Other applications for demand water heaters include the following:
For homes that use 41 gallons or less of hot water daily, demand water heaters can be 24%–34% more energy efficient than conventional storage tank water heaters. They can be 8%–14% more energy efficient for homes that use a lot of hot water -- around 86 gallons per day. You can achieve even greater energy savings of 27%–50% if you install a demand water heater at each hot water outlet. ENERGY STAR® estimates that a typical family can save $100 or more per year with an ENERGY STAR qualified tankless water heater.
The initial cost of a tankless water heater is greater than that of a conventional storage water heater, but tankless water heaters will typically last longer and have lower operating and energy costs, which could offset its higher purchase price. Most tankless water heaters have a life expectancy of more than 20 years. They also have easily replaceable parts that extend their life by many more years. In contrast, storage water heaters last 10–15 years.
Tankless water heaters can avoid the standby heat losses associated with storage water heaters. However, although gas-fired tankless water heaters tend to have higher flow rates than electric ones, they can waste energy if they have a constantly burning pilot light.
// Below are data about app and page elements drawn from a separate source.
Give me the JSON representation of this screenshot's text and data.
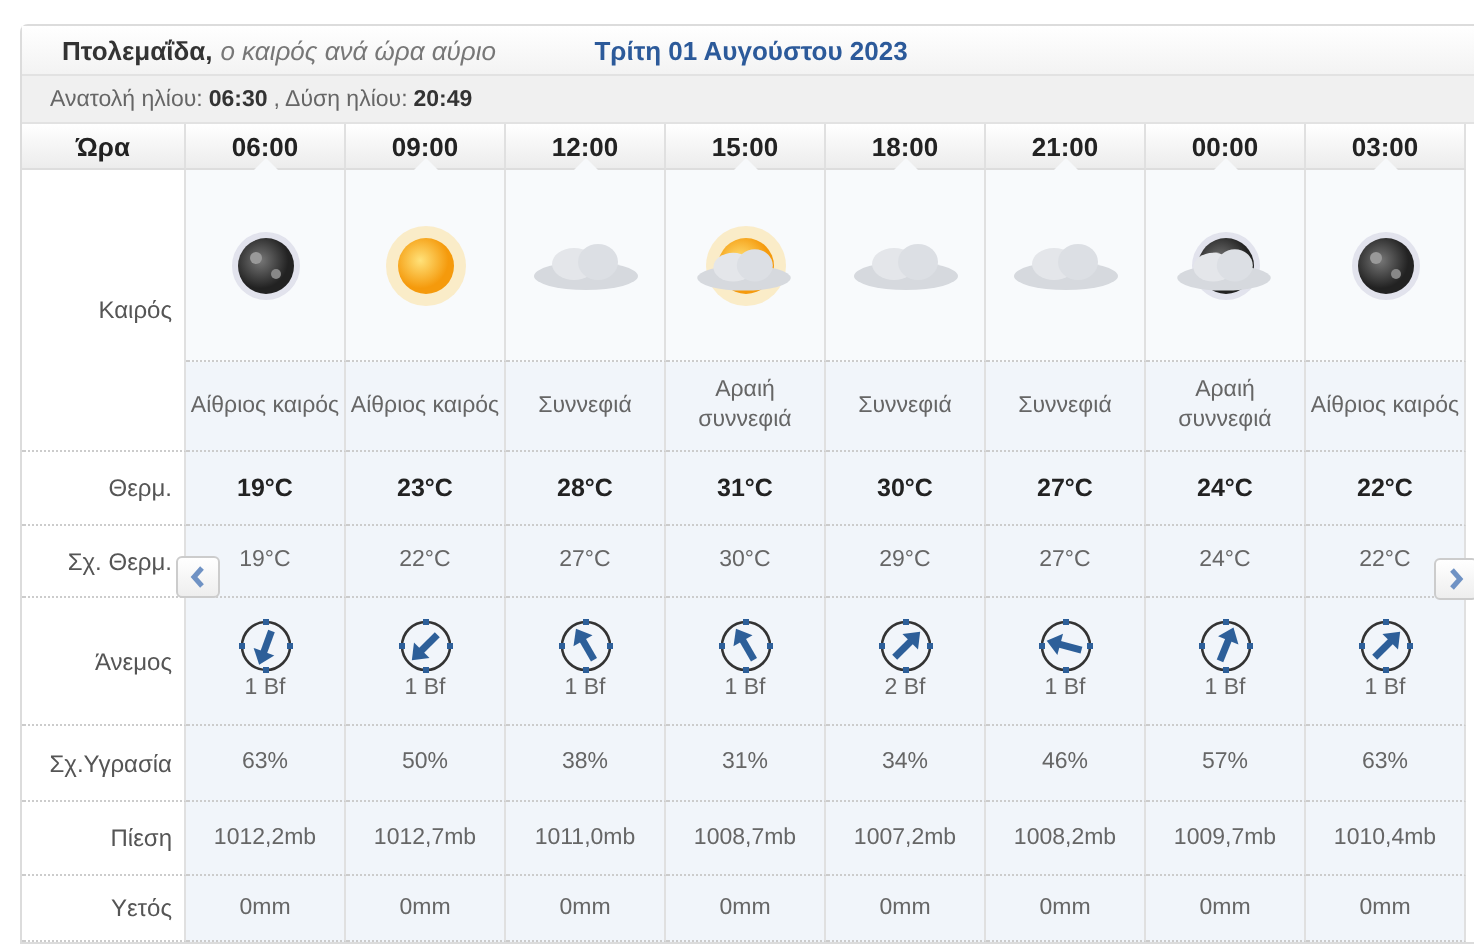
{
  "header": {
    "city": "Πτολεμαΐδα,",
    "subtitle": "ο καιρός ανά ώρα αύριο",
    "date": "Τρίτη 01 Αυγούστου 2023"
  },
  "sun": {
    "sunrise_label": "Ανατολή ηλίου:",
    "sunrise": "06:30",
    "sunset_label": ", Δύση ηλίου:",
    "sunset": "20:49"
  },
  "row_labels": {
    "hour": "Ώρα",
    "weather": "Καιρός",
    "temp": "Θερμ.",
    "feel": "Σχ. Θερμ.",
    "wind": "Άνεμος",
    "humidity": "Σχ.Υγρασία",
    "pressure": "Πίεση",
    "rain": "Υετός"
  },
  "hours": [
    {
      "time": "06:00",
      "kind": "moon",
      "desc": "Αίθριος καιρός",
      "temp": "19°C",
      "feel": "19°C",
      "wind_arrow": {
        "kind": "ssw"
      },
      "wind": "1 Bf",
      "humidity": "63%",
      "pressure": "1012,2mb",
      "rain": "0mm"
    },
    {
      "time": "09:00",
      "kind": "sun",
      "desc": "Αίθριος καιρός",
      "temp": "23°C",
      "feel": "22°C",
      "wind_arrow": {
        "kind": "sw"
      },
      "wind": "1 Bf",
      "humidity": "50%",
      "pressure": "1012,7mb",
      "rain": "0mm"
    },
    {
      "time": "12:00",
      "kind": "clouds",
      "desc": "Συννεφιά",
      "temp": "28°C",
      "feel": "27°C",
      "wind_arrow": {
        "kind": "nnw"
      },
      "wind": "1 Bf",
      "humidity": "38%",
      "pressure": "1011,0mb",
      "rain": "0mm"
    },
    {
      "time": "15:00",
      "kind": "sun_cloud",
      "desc": "Αραιή συννεφιά",
      "temp": "31°C",
      "feel": "30°C",
      "wind_arrow": {
        "kind": "nnw"
      },
      "wind": "1 Bf",
      "humidity": "31%",
      "pressure": "1008,7mb",
      "rain": "0mm"
    },
    {
      "time": "18:00",
      "kind": "clouds",
      "desc": "Συννεφιά",
      "temp": "30°C",
      "feel": "29°C",
      "wind_arrow": {
        "kind": "ne"
      },
      "wind": "2 Bf",
      "humidity": "34%",
      "pressure": "1007,2mb",
      "rain": "0mm"
    },
    {
      "time": "21:00",
      "kind": "clouds",
      "desc": "Συννεφιά",
      "temp": "27°C",
      "feel": "27°C",
      "wind_arrow": {
        "kind": "wnw"
      },
      "wind": "1 Bf",
      "humidity": "46%",
      "pressure": "1008,2mb",
      "rain": "0mm"
    },
    {
      "time": "00:00",
      "kind": "moon_cloud",
      "desc": "Αραιή συννεφιά",
      "temp": "24°C",
      "feel": "24°C",
      "wind_arrow": {
        "kind": "nne"
      },
      "wind": "1 Bf",
      "humidity": "57%",
      "pressure": "1009,7mb",
      "rain": "0mm"
    },
    {
      "time": "03:00",
      "kind": "moon",
      "desc": "Αίθριος καιρός",
      "temp": "22°C",
      "feel": "22°C",
      "wind_arrow": {
        "kind": "ne"
      },
      "wind": "1 Bf",
      "humidity": "63%",
      "pressure": "1010,4mb",
      "rain": "0mm"
    }
  ]
}
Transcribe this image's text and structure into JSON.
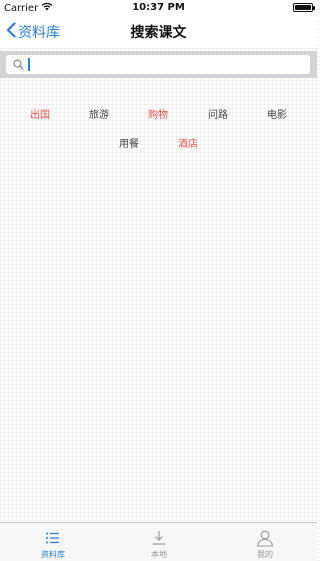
{
  "status_bar": {
    "carrier": "Carrier",
    "time": "10:37 PM"
  },
  "nav": {
    "back_label": "资料库",
    "title": "搜索课文"
  },
  "search": {
    "value": "",
    "placeholder": ""
  },
  "tags": [
    {
      "label": "出国",
      "color": "#e5534b"
    },
    {
      "label": "旅游",
      "color": "#444444"
    },
    {
      "label": "购物",
      "color": "#e5534b"
    },
    {
      "label": "问路",
      "color": "#444444"
    },
    {
      "label": "电影",
      "color": "#444444"
    },
    {
      "label": "用餐",
      "color": "#444444"
    },
    {
      "label": "酒店",
      "color": "#e5534b"
    }
  ],
  "tab_bar": {
    "tabs": [
      {
        "label": "资料库",
        "icon": "list-icon",
        "active": true
      },
      {
        "label": "本地",
        "icon": "download-icon",
        "active": false
      },
      {
        "label": "我的",
        "icon": "user-icon",
        "active": false
      }
    ]
  },
  "colors": {
    "accent": "#2b7fd6",
    "tag_highlight": "#e5534b"
  }
}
This can sometimes offset the elimination of standby energy losses when compared to a storage water heater. In a gas-fired storage water heater, the pilot light heats the water in the tank so the energy isn't wasted.
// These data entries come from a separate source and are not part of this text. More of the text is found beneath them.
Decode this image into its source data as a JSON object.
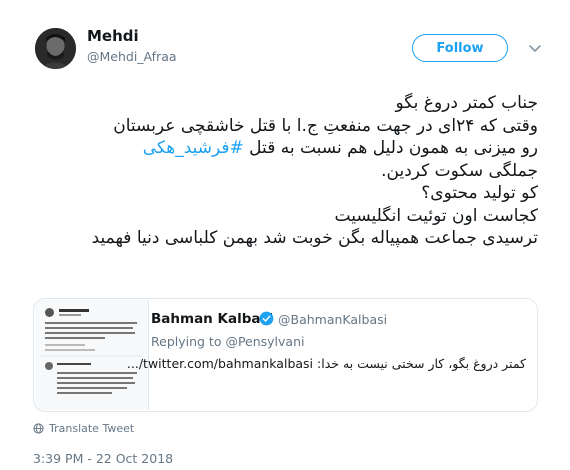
{
  "author": {
    "display_name": "Mehdi",
    "handle": "@Mehdi_Afraa"
  },
  "follow_label": "Follow",
  "tweet": {
    "lines": [
      "جناب کمتر دروغ بگو",
      "وقتی که ۲۴ای در جهت منفعتِ ج.ا با قتل خاشقچی عربستان",
      "رو میزنی به همون دلیل هم نسبت به قتل ",
      "جملگی سکوت کردین.",
      "کو تولید محتوی؟",
      "کجاست اون توئیت انگلیسیت",
      "ترسیدی جماعت همپیاله بگن خوبت شد بهمن کلباسی دنیا فهمید"
    ],
    "hashtag": "#فرشید_هکی"
  },
  "quoted": {
    "name": "Bahman Kalbasi",
    "handle": "@BahmanKalbasi",
    "reply_text": "Replying to @Pensylvani",
    "body": "کمتر دروغ بگو، کار سختی نیست به خدا: twitter.com/bahmankalbasi/..."
  },
  "translate_label": "Translate Tweet",
  "timestamp": "3:39 PM - 22 Oct 2018",
  "colors": {
    "accent": "#1da1f2",
    "text": "#14171a",
    "muted": "#657786",
    "border": "#e1e8ed"
  },
  "icons": [
    "avatar",
    "chevron-down-icon",
    "verified-badge-icon",
    "globe-icon"
  ]
}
The cost of operating a pilot light in a tankless water heater varies from model to model. Ask the manufacturer how much gas the pilot light uses for the model you're considering. If you purchase a model that uses a standing pilot light, you can always turn it off when it's not in use to save energy. Also consider models that have an intermittent ignition device (IID) instead of a standing pilot light. This device resembles the spark ignition device on some gas kitchen ranges and ovens.
Before buying a demand water heater, you also need to consider the following:
Proper installation and maintenance of your demand water heater can optimize its energy efficiency.
Proper installation depends on many factors. These factors include fuel type, climate, local building code requirements, and safety issues, especially concerning the combustion of gas-fired water heaters. Therefore, it's best to have a qualified plumbing and heating contractor install your demand water heater. Do the following when selecting a contractor:
If you're determined to install your water heater yourself, first consult the manufacturer. Manufacturers usually have the necessary installation and instruction manuals. Also, contact your city or town for information about obtaining a permit, if necessary, and about local water heater installation codes.
Periodic water heater maintenance can significantly extend your water heater's life and minimize loss of efficiency. Read your owner's manual for specific maintenance recommendations.
After your demand water heater is properly installed and maintained, try some additional energy-saving strategies to help lower your water heating bills. Some energy-saving devices and systems are more cost-effective to install with the water heater.